Also, just between me and the 2,000 of you, I’d been having a pretty crappy two days prior. It seemed that all at once, everything that could go wrong was going wrong, that things that should have been happening smoothly had just become a struggle without warning, both personally, professionally, and academically. I’m talking specifically about the period between July 7 and 9. If I were into astrology, I’d probably say it was because Venus is in retrograde or entering my fifth house or kidnapping Jupiter or whatever. As it was, I had no idea what was going on, which sent me into insidious spirals that began with, If I have to be a marketer to this extent to continue being a writer, then maybe I can’t be a writer any more, and ended with making mental lists—very short lists—of other jobs I feel qualified to do. I didn’t know what to do to get my right mind back.
So I decide to unplug for a day. And I have to say, it was a pretty terrific day. Yes, it felt strange to be off the computer for 14 hours straight, and a couple of times I cast longing glances in the direction of my desk. But by resisting its pull, I managed to get an awful lot done. Marigolds got planted. Laundry was sorted, washed, dried, folded, and put away--all in the same day. The girls and I walked downtown for dinner, then came back and watched an episode of House Hunters International on HGTV and knitted together for half an hour before their bedtime. Throughout the day, my mind started swirling again in the kind of creative patterns that bring new ideas up to the surface—the sort of ideas that sometimes start generating the beginning of a new book. I’d almost forgotten what that feels like. And I realized, when I let myself get too caught up in the maelstrom of marketing, I start losing sight of why I write in the first place.
Before I went to sleep that night I read a chapter in the book Igniting Inspiration by John Marshall Roberts. He’s a communications expert who created his own paradigm for designing marketing messages that inspire people. I heard him speak in Los Angeles just before I left town for the summer, and it was a pretty mindblowing event. Instead of getting into the demographics of a specific target market, he divides Americans into eight levels of thinking and analyzes the psychographics of each one. He talks and writes about the concept of authenticity, as in the importance of being authentic in our messages (incidentally, it’s the same thing I tell my nonfiction writing students).
That night, as I plowed forward in his book, I read the following sentence: “In any situation, the easiest way to determine if you are being authentic is to ask yourself: Is my true intention in this situation to give or to get?” And I realized, that’s where I’ve been getting stuck this past week. Because for me, the marketing aspect of writing is about getting: about selling, and earning, and accumulating. Whereas writing has always been about giving: a message, a story, a kernel of inspiration or hope. And you know, that getting part? When that’s my main focus, it just feels wrong.
So I started thinking: what if I could find a way to reframe the marketing and promotion side of writing for myself so that it feels like it's about giving, as well?
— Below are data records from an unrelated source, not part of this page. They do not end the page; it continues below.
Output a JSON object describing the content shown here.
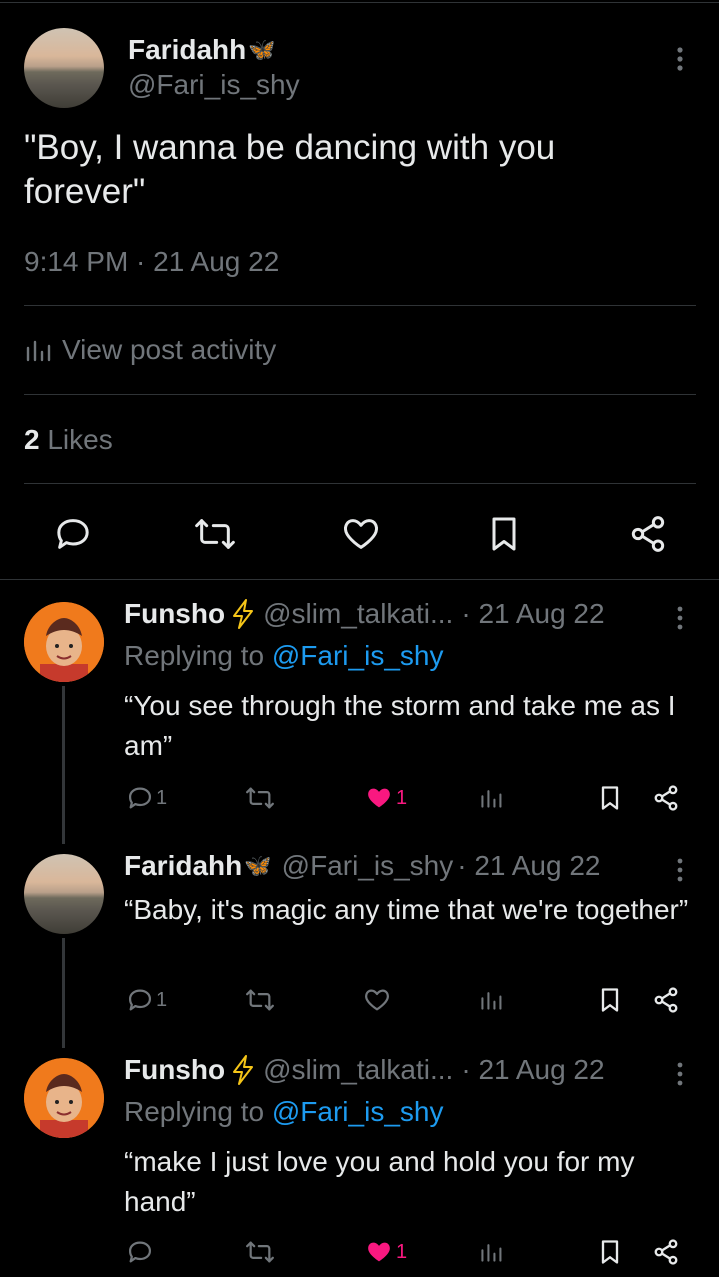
{
  "main": {
    "author_name": "Faridahh",
    "author_emoji": "🦋",
    "author_handle": "@Fari_is_shy",
    "text": "\"Boy, I wanna be dancing with you forever\"",
    "timestamp": "9:14 PM · 21 Aug 22",
    "activity_label": "View post activity",
    "likes_count": "2",
    "likes_label": "Likes"
  },
  "replies": [
    {
      "name": "Funsho",
      "handle": "@slim_talkati...",
      "date": "· 21 Aug 22",
      "replying_prefix": "Replying to",
      "replying_to": "@Fari_is_shy",
      "text": "“You see through the storm and take me as I am”",
      "reply_count": "1",
      "retweet_count": "",
      "like_count": "1",
      "liked": true
    },
    {
      "name": "Faridahh",
      "emoji": "🦋",
      "handle": "@Fari_is_shy",
      "date": "· 21 Aug 22",
      "text": "“Baby, it's magic any time that we're together”",
      "reply_count": "1",
      "retweet_count": "",
      "like_count": "",
      "liked": false
    },
    {
      "name": "Funsho",
      "handle": "@slim_talkati...",
      "date": "· 21 Aug 22",
      "replying_prefix": "Replying to",
      "replying_to": "@Fari_is_shy",
      "text": "“make I just love you and hold you for my hand”",
      "reply_count": "",
      "retweet_count": "",
      "like_count": "1",
      "liked": true
    }
  ],
  "colors": {
    "background": "#000000",
    "text": "#e7e9ea",
    "muted": "#71767b",
    "link": "#1d9bf0",
    "like": "#f91880",
    "divider": "#2f3336"
  }
}
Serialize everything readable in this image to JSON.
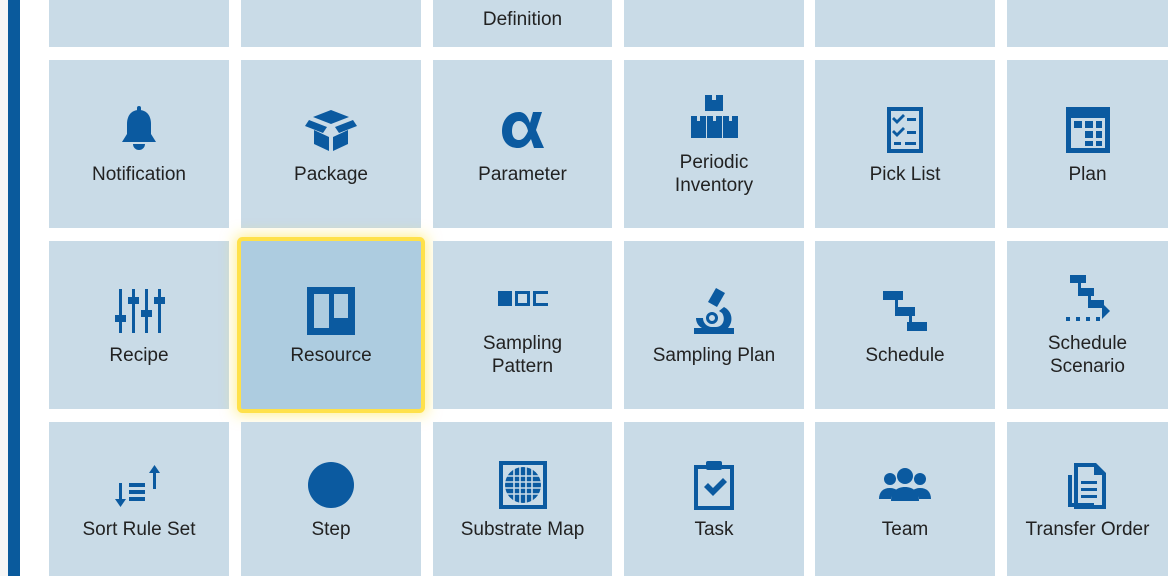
{
  "rows": [
    {
      "partial": true,
      "tiles": [
        {
          "label": "",
          "icon": "none"
        },
        {
          "label": "",
          "icon": "none"
        },
        {
          "label": "Definition",
          "icon": "none"
        },
        {
          "label": "",
          "icon": "none"
        },
        {
          "label": "",
          "icon": "none"
        },
        {
          "label": "",
          "icon": "none"
        }
      ]
    },
    {
      "tiles": [
        {
          "label": "Notification",
          "icon": "bell-icon"
        },
        {
          "label": "Package",
          "icon": "package-icon"
        },
        {
          "label": "Parameter",
          "icon": "alpha-icon"
        },
        {
          "label": "Periodic\nInventory",
          "icon": "boxes-icon"
        },
        {
          "label": "Pick List",
          "icon": "checklist-icon"
        },
        {
          "label": "Plan",
          "icon": "plan-grid-icon"
        }
      ]
    },
    {
      "tiles": [
        {
          "label": "Recipe",
          "icon": "sliders-icon"
        },
        {
          "label": "Resource",
          "icon": "resource-icon",
          "selected": true
        },
        {
          "label": "Sampling\nPattern",
          "icon": "pattern-icon"
        },
        {
          "label": "Sampling Plan",
          "icon": "microscope-icon"
        },
        {
          "label": "Schedule",
          "icon": "schedule-icon"
        },
        {
          "label": "Schedule\nScenario",
          "icon": "schedule-scenario-icon"
        }
      ]
    },
    {
      "tiles": [
        {
          "label": "Sort Rule Set",
          "icon": "sort-icon"
        },
        {
          "label": "Step",
          "icon": "circle-icon"
        },
        {
          "label": "Substrate Map",
          "icon": "wafer-map-icon"
        },
        {
          "label": "Task",
          "icon": "clipboard-check-icon"
        },
        {
          "label": "Team",
          "icon": "team-icon"
        },
        {
          "label": "Transfer Order",
          "icon": "document-icon"
        }
      ]
    }
  ],
  "colors": {
    "accent": "#0a5a9c",
    "tile": "#c9dbe7",
    "tile_selected": "#adcce0",
    "highlight": "#ffe14a",
    "icon": "#0b5aa0"
  }
}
If I could start thinking of it as a vehicle for getting a message out to readers, as an essential method of communication, rather than as a means of racking up the sales figures? Would the sales then naturally follow? This is what I fell asleep thinking about—after, of course, I lit a bedside candle and said my special-magic-voodoo-mantras that help ground me and give me a sense of comfort when I’m feeling most down.
I’ll be damned if I didn’t wake up the next morning to five emails from my editor and my publicist, all encouraging, all bearing good news.
Coincidence? Maybe. That’s fine. I’ll take it.